═══ STUDY MATERIAL

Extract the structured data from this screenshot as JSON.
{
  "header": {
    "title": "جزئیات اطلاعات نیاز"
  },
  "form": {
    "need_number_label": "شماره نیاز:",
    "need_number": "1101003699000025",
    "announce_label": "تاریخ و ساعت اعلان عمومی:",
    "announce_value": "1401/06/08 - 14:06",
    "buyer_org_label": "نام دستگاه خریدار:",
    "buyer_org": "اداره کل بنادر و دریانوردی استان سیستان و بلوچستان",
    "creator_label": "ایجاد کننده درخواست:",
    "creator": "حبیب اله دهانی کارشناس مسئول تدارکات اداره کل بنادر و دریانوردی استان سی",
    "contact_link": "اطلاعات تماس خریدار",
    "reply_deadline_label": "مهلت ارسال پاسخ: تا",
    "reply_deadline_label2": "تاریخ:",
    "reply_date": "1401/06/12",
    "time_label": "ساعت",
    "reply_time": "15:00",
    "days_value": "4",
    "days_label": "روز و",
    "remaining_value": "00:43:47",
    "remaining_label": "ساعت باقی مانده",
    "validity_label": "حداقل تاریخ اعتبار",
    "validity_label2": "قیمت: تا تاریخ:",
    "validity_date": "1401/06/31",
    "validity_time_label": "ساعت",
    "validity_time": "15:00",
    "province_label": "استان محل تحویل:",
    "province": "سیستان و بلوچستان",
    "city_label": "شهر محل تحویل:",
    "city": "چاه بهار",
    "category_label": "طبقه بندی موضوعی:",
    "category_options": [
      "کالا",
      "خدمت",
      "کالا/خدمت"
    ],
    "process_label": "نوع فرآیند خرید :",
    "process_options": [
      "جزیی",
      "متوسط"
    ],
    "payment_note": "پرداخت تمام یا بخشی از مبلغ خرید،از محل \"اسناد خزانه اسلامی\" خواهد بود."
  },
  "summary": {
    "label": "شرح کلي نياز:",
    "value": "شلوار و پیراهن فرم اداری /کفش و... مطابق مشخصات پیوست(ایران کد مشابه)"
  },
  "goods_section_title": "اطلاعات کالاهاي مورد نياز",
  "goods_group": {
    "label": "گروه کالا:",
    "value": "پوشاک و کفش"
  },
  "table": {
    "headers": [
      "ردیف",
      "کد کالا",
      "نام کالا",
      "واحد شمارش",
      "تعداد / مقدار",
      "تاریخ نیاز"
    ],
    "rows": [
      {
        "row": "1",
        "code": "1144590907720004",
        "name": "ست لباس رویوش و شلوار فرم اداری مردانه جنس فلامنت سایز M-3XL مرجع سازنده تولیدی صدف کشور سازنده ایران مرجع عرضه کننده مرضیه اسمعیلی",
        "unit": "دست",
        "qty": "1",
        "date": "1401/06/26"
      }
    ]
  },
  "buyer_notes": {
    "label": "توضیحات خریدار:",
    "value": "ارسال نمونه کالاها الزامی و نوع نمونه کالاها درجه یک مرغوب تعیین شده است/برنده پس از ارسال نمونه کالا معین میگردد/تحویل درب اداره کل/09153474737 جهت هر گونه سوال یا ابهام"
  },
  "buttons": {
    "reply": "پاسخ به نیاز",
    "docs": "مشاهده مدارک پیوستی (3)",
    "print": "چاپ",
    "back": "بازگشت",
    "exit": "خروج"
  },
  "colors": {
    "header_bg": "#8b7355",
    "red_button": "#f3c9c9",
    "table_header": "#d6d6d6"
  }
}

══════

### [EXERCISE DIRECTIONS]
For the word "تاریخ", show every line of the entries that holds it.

### [SOLUTION FOR THIS PROBLEM]
    "announce_label": "تاریخ و ساعت اعلان عمومی:",
    "reply_deadline_label2": "تاریخ:",
    "validity_label": "حداقل تاریخ اعتبار",
    "validity_label2": "قیمت: تا تاریخ:",
      "تاریخ نیاز"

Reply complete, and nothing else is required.